In ERISA cases, a lot can come down to the standard of review that a court applies to a plan administrator’s decision. In this case, the Tenth Circuit holds that the plan required the court, not the plan administrator, to decide ultimately whether the participant should have been classified as a “sales personnel” entitled to a higher level of disability benefits.
Hodges v. Life Insurance Co., No. 18-1279 (10th Cir. Apr. 2, 2019): A company can draft a plan to confer a high-level of discretionary authority on the administrator, which a court must respect. But where the plan does not clearly do so, the court’s task is then to interpret the plan itself without deference to the plan. (The short-hand for this idea in case law is Firestone deference, based on a prior Supreme Court ruling.)

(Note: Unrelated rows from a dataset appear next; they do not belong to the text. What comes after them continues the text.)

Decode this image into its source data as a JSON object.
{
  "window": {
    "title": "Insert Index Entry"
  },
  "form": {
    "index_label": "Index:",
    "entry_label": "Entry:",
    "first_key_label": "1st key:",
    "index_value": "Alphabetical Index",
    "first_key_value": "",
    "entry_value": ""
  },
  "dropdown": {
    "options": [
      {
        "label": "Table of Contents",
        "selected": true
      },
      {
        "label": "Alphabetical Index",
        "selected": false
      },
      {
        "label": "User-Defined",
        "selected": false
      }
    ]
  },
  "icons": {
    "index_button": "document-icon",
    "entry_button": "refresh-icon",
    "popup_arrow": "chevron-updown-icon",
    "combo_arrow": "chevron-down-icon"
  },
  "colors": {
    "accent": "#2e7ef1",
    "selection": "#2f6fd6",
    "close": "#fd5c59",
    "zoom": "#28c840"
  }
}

Here, the participant Hodges “worked for Endo Pharmaceuticals, Inc. as a cryotherapy technician.” In 2012, “a degenerative eye condition forced him to retire” and he applied for long-term disability coverage under the company’s group LTD insurance policy (the Policy) with Life Insurance Company of North America (LINA). LINA was designated as the plan fiduciary.
How one was classified for benefits mattered. Class 2 “sales personnel” could include (for purposes of calculating the benefit) payments “received from bonuses or target incentive compensation.” Class 1 employees did not get that boost.
Here, the plan administrator deemed Hodges to be Class 1. Hodges “objected to this classification, arguing that he ‘sold products while out in the field’ and that the classification would significantly reduce his benefits,” because some “70% of Hodges’s earnings came from his base salary, and about 30% came from sales-driven compensation, including bonuses.”
After exhausting his internal plan appeals, Hodges filed this action in 2014. The district court remanded the claim back to the plan administrator for more factual development. When it returned to court, the judge reopened the case ruled (in 2018)
“that LINA had once again failed to adequately investigate Hodges’s employment classification. Concluding that a second remand would be futile, the district court determined that Hodges was a salesperson under the ordinary meaning of that term, reversed LINA’s contrary decision, and awarded Hodges Class 2 benefits ‘retroactive to the date his long term disability benefits commenced.'”
The Tenth Circuit affirms. LINA’s principal argument on appeal is that the district court should have deferred to the plan administrator’s determination, applying a minimal “arbitrary and capricious” review standard that typically results in the plan winning. The panel instead holds that the plan did not grant the administrator discretionary power to decide the claim.
As the panel notes, “[t]o enjoy deferential judicial review of its benefits decision, the administrator of an ERISA plan must reserve its discretion ‘in explicit terms’ in the plan document.” And while the Tenth Circuit tends to be “comparatively liberal in construing language to trigger the more deferential standard of review under ERISA,” there was no language in this plan that “suffices[d] to give the administrator discretion to determine facts relating to a disability.”
The only language that appeared to tilt in the plan’s direction were several references to the adminstrator having to “determine” the benefit. The panel finds that in each of the cases cited by LINA, the plan explicitly “identified a specific issue that the administrator retained discretion to determine” (emphasis in original). Here, though, LINA did not identify “any language that grants it discretion over any specific determination” and “we have never allowed such vague language” as in this plan “to encompass all decisions that go into the claims process.”
As the panel summarizes:
“The plan language that LINA quotes simply directs who makes the initial benefits decision-in this case, the plan administrator, rather than the employer or employee-but we cannot stretch that language into a conveyance of any discretionary authority. If LINA wanted to reserve discretion to decide other aspects of a claim (such as whether an employee qualifies as a salesperson), then it should have done so explicitly.”
Accordingly, the panel holds that the participant was entitled to de novo review of the claim, with no deference to the plan administrator. And because there were no contested issue of facts, the panel upholds the district court’s determination that Hodges ought to have been classified as “sales personnel” entitled to Class 2 coverage.
Applying standard dictionary definitions of “salesperson,” the panel holds de novo that a significant part of Hodges’ job was sales. “It is true that Hodges derived a majority of his income from non-sales activities, namely performing cryotherapy services. But without selling the company’s products, Hodges could not continue cryotherapy, and the Policy does not define how much selling one must do to be considered ‘sales personnel.’ We therefore agree with the district court that a reasonable person in Hodges’s position would have believed himself to be a salesperson.”